[2] International Labor Association (ILO) Press release, 2021: International Year for the Elimination of Child Labor. January 15, 2021.
[3] International Labour Organization. 2021. “2021: International Year for the Elimination of Child Labour.” Www.ilo.org. January 15, 2021. https://www.ilo.org/global/about-the-ilo/newsroom/news/WCMS_766351/lang–en/index.htm.
[4] Ibid.
[5] International Labour Organization. 2022. “What Is Child Labour (IPEC).” Ilo.org. International Labour Organization. 2022. https://www.ilo.org/ipec/facts/lang–en/index.htm.
[6] Ibid.
[7] “The Challenges for Children in Burkina Faso.” 2021. The Borgen Project. January 7, 2021. https://borgenproject.org/children-in-burkina-faso/.
[8] Yuki. 2021. “Child Poverty in Argentina: A Crisis That Needs Action.” The Borgen Project. January 12, 2021. https://borgenproject.org/child-poverty-in-argentina/.
[9] Ibid.
[10] Ibid.
[11] “US Department of Labor Awards $4.5M in Grants to Reduce Child Labor in Madagascar’s Mica-Producing Communities.” n.d. DOL. https://www.dol.gov/newsroom/releases/ilab/ilab20210209.
[12] “Coronavirus Pandemic Forces Jordanian Children into Labor Market.” 2021. Arab News.
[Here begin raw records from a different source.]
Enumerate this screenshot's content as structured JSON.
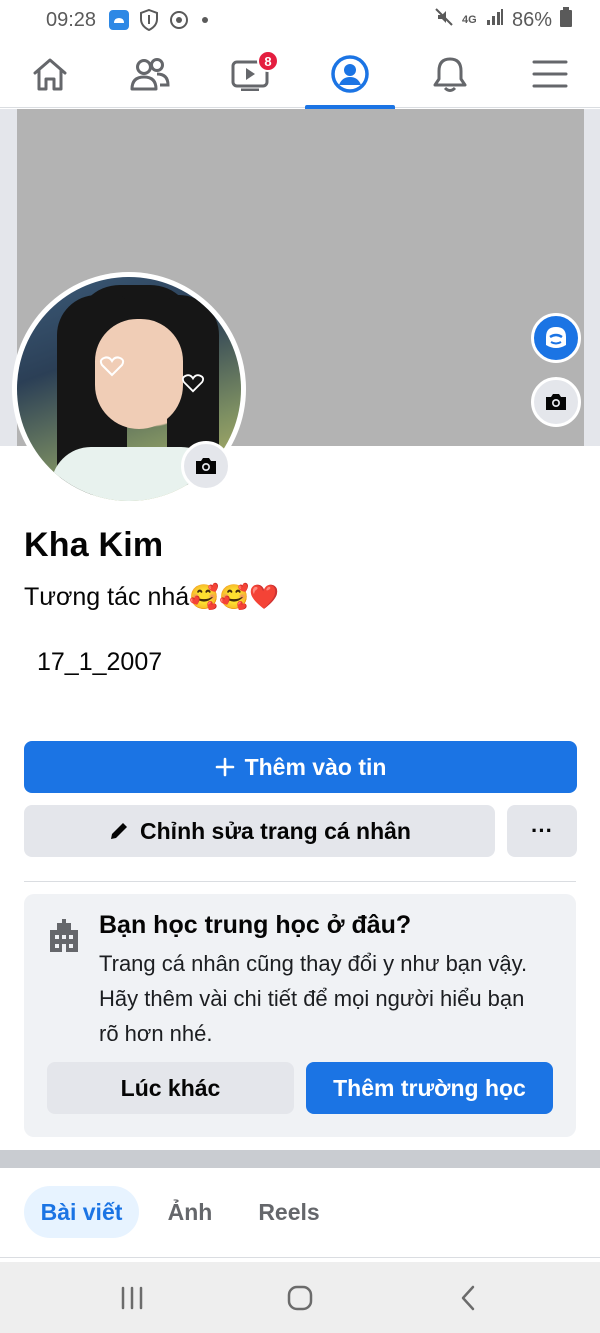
{
  "status_bar": {
    "time": "09:28",
    "network": "4G",
    "battery": "86%"
  },
  "nav": {
    "items": [
      {
        "name": "home-icon"
      },
      {
        "name": "friends-icon"
      },
      {
        "name": "watch-icon",
        "badge": "8"
      },
      {
        "name": "profile-icon",
        "active": true
      },
      {
        "name": "bell-icon"
      },
      {
        "name": "menu-icon"
      }
    ],
    "accent": "#1b74e4"
  },
  "profile": {
    "name": "Kha Kim",
    "bio": "Tương tác nhá",
    "bio_emoji": "🥰🥰❤️",
    "dob": "17_1_2007"
  },
  "actions": {
    "add_story": "Thêm vào tin",
    "edit_profile": "Chỉnh sửa trang cá nhân",
    "more": "···"
  },
  "school_card": {
    "title": "Bạn học trung học ở đâu?",
    "body": "Trang cá nhân cũng thay đổi y như bạn vậy. Hãy thêm vài chi tiết để mọi người hiểu bạn rõ hơn nhé.",
    "later": "Lúc khác",
    "add_school": "Thêm trường học"
  },
  "tabs": {
    "posts": "Bài viết",
    "photos": "Ảnh",
    "reels": "Reels"
  }
}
January 24, 2021. https://www.arabnews.com/node/1797361/middle-east.